Civil War
Things to See & Do in Arkansas
Pea Ridge National Military Park
Pea Ridge National Military Park is a 4,300 acre Civil War Battlefield that preserves the site of the March 1862 battle that saved Missouri for the Union. The park also includes a two and one half mile segment of the Trail of Tears. The Elkhorn Tavern, site of bitter fighting on both days, is a NPS reconstruction on the site of the original. The park is one of the most well preserved battlefields in the United States.
Fort Smith National Historic Site
At Fort Smith National Historic Site you can walk where soldiers drilled, pause along the Trail of Tears, and stand where justice was served. The park includes the remains of two frontier forts and the Federal Court for the Western District of Arkansas. Exhibits in the visitor center focus on Fort Smith’s military history from 1817 – 1871, western expansion, Judge Isaac C. Parker and the federal court’s impact on Indian Territory, U.S. Deputy Marshals and outlaws, Federal Indian policy, and Indian Removal including the Trail of Tears. Located on the grounds are the foundation remains of the first Fort Smith (1817-1824), the Commissary building (c. 1838) and a reconstruction of the gallows used by the federal court. A walking trail along the Arkansas River includes wayside exhibits on the Trail of Tears.
Old State House Museum
Set in the oldest surviving state capitol west of the Mississippi River, the Old State House Museum has been designated a National Historic Landmark. The museum houses a multimedia museum of Arkansas state history, with emphasis on women's history, political history, and educational programming for school children. The Little Rock museum also boasts collections of Civil War battle flags, the inaugural gowns of governors' wives, Arkansas art pottery, and African-American quilts.
Arkansas Post National Memorial
In 1686, Henri de Tonti established a trading post known as "Poste de Arkansea" at the Quapaw village of Osotouy.
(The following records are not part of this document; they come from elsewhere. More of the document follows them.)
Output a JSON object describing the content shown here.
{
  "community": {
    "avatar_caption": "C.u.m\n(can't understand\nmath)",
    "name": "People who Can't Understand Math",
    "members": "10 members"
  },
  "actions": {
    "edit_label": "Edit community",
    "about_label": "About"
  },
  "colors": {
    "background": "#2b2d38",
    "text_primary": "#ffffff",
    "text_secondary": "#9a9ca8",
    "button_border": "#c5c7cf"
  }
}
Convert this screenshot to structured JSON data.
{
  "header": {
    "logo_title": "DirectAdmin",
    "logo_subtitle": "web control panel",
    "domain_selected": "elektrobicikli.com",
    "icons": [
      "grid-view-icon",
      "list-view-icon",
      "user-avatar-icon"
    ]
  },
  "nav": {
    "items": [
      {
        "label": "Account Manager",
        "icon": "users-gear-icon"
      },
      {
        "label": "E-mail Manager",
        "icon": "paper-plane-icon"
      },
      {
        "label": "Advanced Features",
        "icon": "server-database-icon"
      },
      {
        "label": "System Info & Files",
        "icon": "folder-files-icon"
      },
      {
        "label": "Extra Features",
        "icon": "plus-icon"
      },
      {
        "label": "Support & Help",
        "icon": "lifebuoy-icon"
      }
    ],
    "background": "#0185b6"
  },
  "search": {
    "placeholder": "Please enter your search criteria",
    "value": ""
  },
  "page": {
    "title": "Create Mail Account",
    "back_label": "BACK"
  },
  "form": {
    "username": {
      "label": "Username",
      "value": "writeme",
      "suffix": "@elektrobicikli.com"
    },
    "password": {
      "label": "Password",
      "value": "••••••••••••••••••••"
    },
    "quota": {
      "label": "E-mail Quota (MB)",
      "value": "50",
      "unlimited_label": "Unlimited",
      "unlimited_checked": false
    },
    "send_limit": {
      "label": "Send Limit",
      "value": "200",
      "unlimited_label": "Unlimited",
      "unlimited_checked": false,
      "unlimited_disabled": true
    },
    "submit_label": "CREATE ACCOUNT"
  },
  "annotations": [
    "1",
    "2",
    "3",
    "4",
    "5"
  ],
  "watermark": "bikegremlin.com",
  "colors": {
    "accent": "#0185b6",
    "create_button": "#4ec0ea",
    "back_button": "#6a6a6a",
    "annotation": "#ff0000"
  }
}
It was the first semi-permanent French settlement in the lower Mississippi River Valley. Over the years, the Post relocated as necessary due to flooding from the Arkansas River, but its position always served of strategic importance for the French, Spanish, American, and Confederate military. Arkansas Post became part of the United States following the Louisiana Purchase of 1803. By 1819, the post was a thriving river port and the largest city in the region and selected as the first capital of the Arkansas Territory. Today, the memorial and museum are located outside of Gilett and commemorate the multi-layered and complex history of the site. Located on a peninsula bordered by the Arkansas River and two backwaters, the site offers excellent fishing and wildlife watching opportunities.
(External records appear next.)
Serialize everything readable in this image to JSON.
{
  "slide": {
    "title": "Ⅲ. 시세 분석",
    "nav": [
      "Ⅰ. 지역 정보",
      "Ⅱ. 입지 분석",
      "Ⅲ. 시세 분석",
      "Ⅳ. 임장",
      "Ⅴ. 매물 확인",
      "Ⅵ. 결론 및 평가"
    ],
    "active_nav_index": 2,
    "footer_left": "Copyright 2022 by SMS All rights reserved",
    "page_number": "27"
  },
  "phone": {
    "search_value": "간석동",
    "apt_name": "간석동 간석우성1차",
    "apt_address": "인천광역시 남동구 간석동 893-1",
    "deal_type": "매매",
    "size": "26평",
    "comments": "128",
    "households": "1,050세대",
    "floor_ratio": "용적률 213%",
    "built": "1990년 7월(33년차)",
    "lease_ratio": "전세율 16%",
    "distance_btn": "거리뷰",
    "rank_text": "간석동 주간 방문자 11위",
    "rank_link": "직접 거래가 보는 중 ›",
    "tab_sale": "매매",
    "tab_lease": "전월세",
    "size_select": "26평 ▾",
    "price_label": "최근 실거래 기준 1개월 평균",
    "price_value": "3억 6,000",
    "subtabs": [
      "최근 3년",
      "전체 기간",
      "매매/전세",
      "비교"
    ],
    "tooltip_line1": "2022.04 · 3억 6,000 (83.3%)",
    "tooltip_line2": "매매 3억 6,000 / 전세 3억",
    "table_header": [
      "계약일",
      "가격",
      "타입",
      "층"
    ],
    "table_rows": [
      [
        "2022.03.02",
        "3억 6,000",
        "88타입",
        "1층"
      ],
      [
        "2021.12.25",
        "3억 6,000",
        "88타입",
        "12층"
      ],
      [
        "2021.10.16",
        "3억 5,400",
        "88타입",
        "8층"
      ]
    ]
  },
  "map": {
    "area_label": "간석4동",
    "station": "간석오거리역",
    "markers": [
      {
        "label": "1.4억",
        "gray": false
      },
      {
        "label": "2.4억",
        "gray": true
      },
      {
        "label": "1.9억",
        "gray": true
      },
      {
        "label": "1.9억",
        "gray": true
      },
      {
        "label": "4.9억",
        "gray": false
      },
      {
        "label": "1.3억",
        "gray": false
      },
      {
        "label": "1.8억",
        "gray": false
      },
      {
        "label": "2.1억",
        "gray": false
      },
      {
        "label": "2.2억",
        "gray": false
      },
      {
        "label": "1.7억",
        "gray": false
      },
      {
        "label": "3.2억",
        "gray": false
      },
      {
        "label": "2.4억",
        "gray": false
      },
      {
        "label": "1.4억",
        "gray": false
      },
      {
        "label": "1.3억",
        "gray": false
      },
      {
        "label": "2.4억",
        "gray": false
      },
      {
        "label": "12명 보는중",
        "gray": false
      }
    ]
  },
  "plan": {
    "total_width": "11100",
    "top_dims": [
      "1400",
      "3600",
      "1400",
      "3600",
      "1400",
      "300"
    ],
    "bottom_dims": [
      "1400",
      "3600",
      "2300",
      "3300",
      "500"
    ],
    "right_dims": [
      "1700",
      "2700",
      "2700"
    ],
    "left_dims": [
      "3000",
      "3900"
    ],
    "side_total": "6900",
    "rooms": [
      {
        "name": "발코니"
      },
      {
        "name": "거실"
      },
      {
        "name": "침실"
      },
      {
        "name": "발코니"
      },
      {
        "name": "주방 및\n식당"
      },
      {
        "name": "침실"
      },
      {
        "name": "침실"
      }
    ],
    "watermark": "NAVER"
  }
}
Featured Resources

As an Amazon Associate, we earn from qualifying purchases. We get commissions for purchases made through links on this site.

Kingdom of Children : Culture and Controversy in the Homeschooling Movement (Princeton Studies in Cultural Sociology)
More than one million American children are schooled by their parents. As their ranks grow, home schoolers are making headlines by winning national spelling bees and excelling at elite universities. The few studies conducted suggest that homeschooled children are academically successful and remarkably well socialized. Yet we still know little about this alternative to one of society's most fundamental institutions. Beyond a vague notion of children reading around the kitchen table, we don't know...
A Different Kind of Teacher: Solving the Crisis of American Schooling
In 1991, shortly after receiving both the New York State and New York City Teacher of the Year Awards, John Gatto resigned to begin a new career as an education reform advocate. In this collection of 16 essays, Gatto analyzes the problems of American education and suggests solutions for revitalizing the system — prescriptions that run counter to current trends.
Traffic: Why We Drive the Way We Do (and What It Says About Us)
In this brilliant, lively, and eye-opening investigation, Tom Vanderbilt examines the perceptual limits and cognitive underpinnings that make us worse drivers than we think we are. He demonstrates why plans to protect pedestrians from cars often lead to more accidents. He uncovers who is more likely to honk at whom, and why. He explains why traffic jams form, outlines the unintended consequences of our quest for safety, and even identifies the most common mistake drivers make in parking lots. Tr...
America's National Parks for Dummies, Second Edition
What makes a trip to a national park so wonderful? For starters, America's national park system is more diverse than any park system in the world. You can stroll the seashore at Olympic National Park in Washington or Cape Cod National Seashore in Massachusetts, climb craggy mountains in Grand Teton National Park in Wyoming, or go underground into the world's largest cave system at Mammoth Cave National Park in Kentucky. You can marvel at the largest canyon on Earth (Grand Canyon National Park), ...
Montessori Reading
Montessori Reading is a beginning reading and writing program for elementary aged children. This series of books introduce phonetic letter sounds, phonogram combinations, reading simple sentences, and reading and writing words that name everyday objects, animals, etc. A teaching guide and a child's journal are included.